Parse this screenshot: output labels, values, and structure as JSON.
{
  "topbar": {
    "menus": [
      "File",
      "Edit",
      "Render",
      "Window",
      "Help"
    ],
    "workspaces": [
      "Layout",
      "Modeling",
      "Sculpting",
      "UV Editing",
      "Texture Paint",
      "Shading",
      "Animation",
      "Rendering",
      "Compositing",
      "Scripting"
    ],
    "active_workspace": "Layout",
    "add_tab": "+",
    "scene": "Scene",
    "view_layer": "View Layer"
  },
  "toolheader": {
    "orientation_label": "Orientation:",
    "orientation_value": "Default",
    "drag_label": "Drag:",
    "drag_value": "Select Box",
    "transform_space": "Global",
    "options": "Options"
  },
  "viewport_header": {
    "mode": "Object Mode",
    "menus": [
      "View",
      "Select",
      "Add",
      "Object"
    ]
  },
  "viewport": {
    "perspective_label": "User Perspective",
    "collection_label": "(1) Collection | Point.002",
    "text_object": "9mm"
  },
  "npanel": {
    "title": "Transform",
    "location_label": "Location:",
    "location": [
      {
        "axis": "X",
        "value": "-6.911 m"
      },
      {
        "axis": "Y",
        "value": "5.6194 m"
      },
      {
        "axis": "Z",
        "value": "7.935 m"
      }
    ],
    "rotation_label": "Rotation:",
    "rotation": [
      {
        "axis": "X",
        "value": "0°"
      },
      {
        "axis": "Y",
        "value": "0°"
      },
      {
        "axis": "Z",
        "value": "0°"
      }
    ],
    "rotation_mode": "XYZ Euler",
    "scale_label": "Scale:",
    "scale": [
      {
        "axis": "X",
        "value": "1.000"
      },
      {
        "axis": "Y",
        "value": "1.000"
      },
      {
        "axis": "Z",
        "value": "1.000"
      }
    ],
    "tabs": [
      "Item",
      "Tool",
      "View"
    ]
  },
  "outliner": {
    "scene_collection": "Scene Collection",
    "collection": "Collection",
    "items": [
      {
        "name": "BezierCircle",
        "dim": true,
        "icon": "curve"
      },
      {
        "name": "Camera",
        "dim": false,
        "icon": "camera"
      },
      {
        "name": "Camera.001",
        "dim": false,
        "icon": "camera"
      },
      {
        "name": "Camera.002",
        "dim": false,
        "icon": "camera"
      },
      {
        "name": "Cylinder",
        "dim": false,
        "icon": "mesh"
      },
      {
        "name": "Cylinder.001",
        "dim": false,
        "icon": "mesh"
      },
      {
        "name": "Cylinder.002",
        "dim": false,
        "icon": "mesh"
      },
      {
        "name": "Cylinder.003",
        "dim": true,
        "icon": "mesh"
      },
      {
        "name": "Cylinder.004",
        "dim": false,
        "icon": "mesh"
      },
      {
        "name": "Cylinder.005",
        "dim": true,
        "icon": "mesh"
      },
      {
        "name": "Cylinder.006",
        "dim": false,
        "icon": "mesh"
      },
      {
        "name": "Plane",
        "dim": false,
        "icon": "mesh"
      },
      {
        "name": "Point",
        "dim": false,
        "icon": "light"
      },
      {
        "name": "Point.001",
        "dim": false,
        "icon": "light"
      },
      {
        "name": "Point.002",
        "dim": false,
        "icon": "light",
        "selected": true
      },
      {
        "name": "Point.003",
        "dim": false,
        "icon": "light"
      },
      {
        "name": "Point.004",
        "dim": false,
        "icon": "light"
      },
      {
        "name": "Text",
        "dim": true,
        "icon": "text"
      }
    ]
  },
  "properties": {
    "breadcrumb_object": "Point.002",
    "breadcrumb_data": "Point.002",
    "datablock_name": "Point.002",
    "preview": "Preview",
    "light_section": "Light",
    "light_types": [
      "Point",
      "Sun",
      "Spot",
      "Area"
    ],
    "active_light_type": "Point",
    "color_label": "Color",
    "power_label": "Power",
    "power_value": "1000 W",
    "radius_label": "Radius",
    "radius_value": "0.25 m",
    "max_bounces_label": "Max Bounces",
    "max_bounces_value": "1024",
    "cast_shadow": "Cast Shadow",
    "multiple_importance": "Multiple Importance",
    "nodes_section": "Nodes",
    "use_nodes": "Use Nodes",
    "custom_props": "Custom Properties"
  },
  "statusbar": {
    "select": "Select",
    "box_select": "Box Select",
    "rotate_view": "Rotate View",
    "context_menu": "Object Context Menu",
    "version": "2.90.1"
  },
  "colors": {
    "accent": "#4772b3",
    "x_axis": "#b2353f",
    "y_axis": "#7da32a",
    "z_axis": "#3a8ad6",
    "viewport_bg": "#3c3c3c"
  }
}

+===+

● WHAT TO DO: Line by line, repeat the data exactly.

● EXERCISE SOLUTION:
Parse this screenshot: output labels, values, and structure as JSON.
{
  "topbar": {
    "menus": [
      "File",
      "Edit",
      "Render",
      "Window",
      "Help"
    ],
    "workspaces": [
      "Layout",
      "Modeling",
      "Sculpting",
      "UV Editing",
      "Texture Paint",
      "Shading",
      "Animation",
      "Rendering",
      "Compositing",
      "Scripting"
    ],
    "active_workspace": "Layout",
    "add_tab": "+",
    "scene": "Scene",
    "view_layer": "View Layer"
  },
  "toolheader": {
    "orientation_label": "Orientation:",
    "orientation_value": "Default",
    "drag_label": "Drag:",
    "drag_value": "Select Box",
    "transform_space": "Global",
    "options": "Options"
  },
  "viewport_header": {
    "mode": "Object Mode",
    "menus": [
      "View",
      "Select",
      "Add",
      "Object"
    ]
  },
  "viewport": {
    "perspective_label": "User Perspective",
    "collection_label": "(1) Collection | Point.002",
    "text_object": "9mm"
  },
  "npanel": {
    "title": "Transform",
    "location_label": "Location:",
    "location": [
      {
        "axis": "X",
        "value": "-6.911 m"
      },
      {
        "axis": "Y",
        "value": "5.6194 m"
      },
      {
        "axis": "Z",
        "value": "7.935 m"
      }
    ],
    "rotation_label": "Rotation:",
    "rotation": [
      {
        "axis": "X",
        "value": "0°"
      },
      {
        "axis": "Y",
        "value": "0°"
      },
      {
        "axis": "Z",
        "value": "0°"
      }
    ],
    "rotation_mode": "XYZ Euler",
    "scale_label": "Scale:",
    "scale": [
      {
        "axis": "X",
        "value": "1.000"
      },
      {
        "axis": "Y",
        "value": "1.000"
      },
      {
        "axis": "Z",
        "value": "1.000"
      }
    ],
    "tabs": [
      "Item",
      "Tool",
      "View"
    ]
  },
  "outliner": {
    "scene_collection": "Scene Collection",
    "collection": "Collection",
    "items": [
      {
        "name": "BezierCircle",
        "dim": true,
        "icon": "curve"
      },
      {
        "name": "Camera",
        "dim": false,
        "icon": "camera"
      },
      {
        "name": "Camera.001",
        "dim": false,
        "icon": "camera"
      },
      {
        "name": "Camera.002",
        "dim": false,
        "icon": "camera"
      },
      {
        "name": "Cylinder",
        "dim": false,
        "icon": "mesh"
      },
      {
        "name": "Cylinder.001",
        "dim": false,
        "icon": "mesh"
      },
      {
        "name": "Cylinder.002",
        "dim": false,
        "icon": "mesh"
      },
      {
        "name": "Cylinder.003",
        "dim": true,
        "icon": "mesh"
      },
      {
        "name": "Cylinder.004",
        "dim": false,
        "icon": "mesh"
      },
      {
        "name": "Cylinder.005",
        "dim": true,
        "icon": "mesh"
      },
      {
        "name": "Cylinder.006",
        "dim": false,
        "icon": "mesh"
      },
      {
        "name": "Plane",
        "dim": false,
        "icon": "mesh"
      },
      {
        "name": "Point",
        "dim": false,
        "icon": "light"
      },
      {
        "name": "Point.001",
        "dim": false,
        "icon": "light"
      },
      {
        "name": "Point.002",
        "dim": false,
        "icon": "light",
        "selected": true
      },
      {
        "name": "Point.003",
        "dim": false,
        "icon": "light"
      },
      {
        "name": "Point.004",
        "dim": false,
        "icon": "light"
      },
      {
        "name": "Text",
        "dim": true,
        "icon": "text"
      }
    ]
  },
  "properties": {
    "breadcrumb_object": "Point.002",
    "breadcrumb_data": "Point.002",
    "datablock_name": "Point.002",
    "preview": "Preview",
    "light_section": "Light",
    "light_types": [
      "Point",
      "Sun",
      "Spot",
      "Area"
    ],
    "active_light_type": "Point",
    "color_label": "Color",
    "power_label": "Power",
    "power_value": "1000 W",
    "radius_label": "Radius",
    "radius_value": "0.25 m",
    "max_bounces_label": "Max Bounces",
    "max_bounces_value": "1024",
    "cast_shadow": "Cast Shadow",
    "multiple_importance": "Multiple Importance",
    "nodes_section": "Nodes",
    "use_nodes": "Use Nodes",
    "custom_props": "Custom Properties"
  },
  "statusbar": {
    "select": "Select",
    "box_select": "Box Select",
    "rotate_view": "Rotate View",
    "context_menu": "Object Context Menu",
    "version": "2.90.1"
  },
  "colors": {
    "accent": "#4772b3",
    "x_axis": "#b2353f",
    "y_axis": "#7da32a",
    "z_axis": "#3a8ad6",
    "viewport_bg": "#3c3c3c"
  }
}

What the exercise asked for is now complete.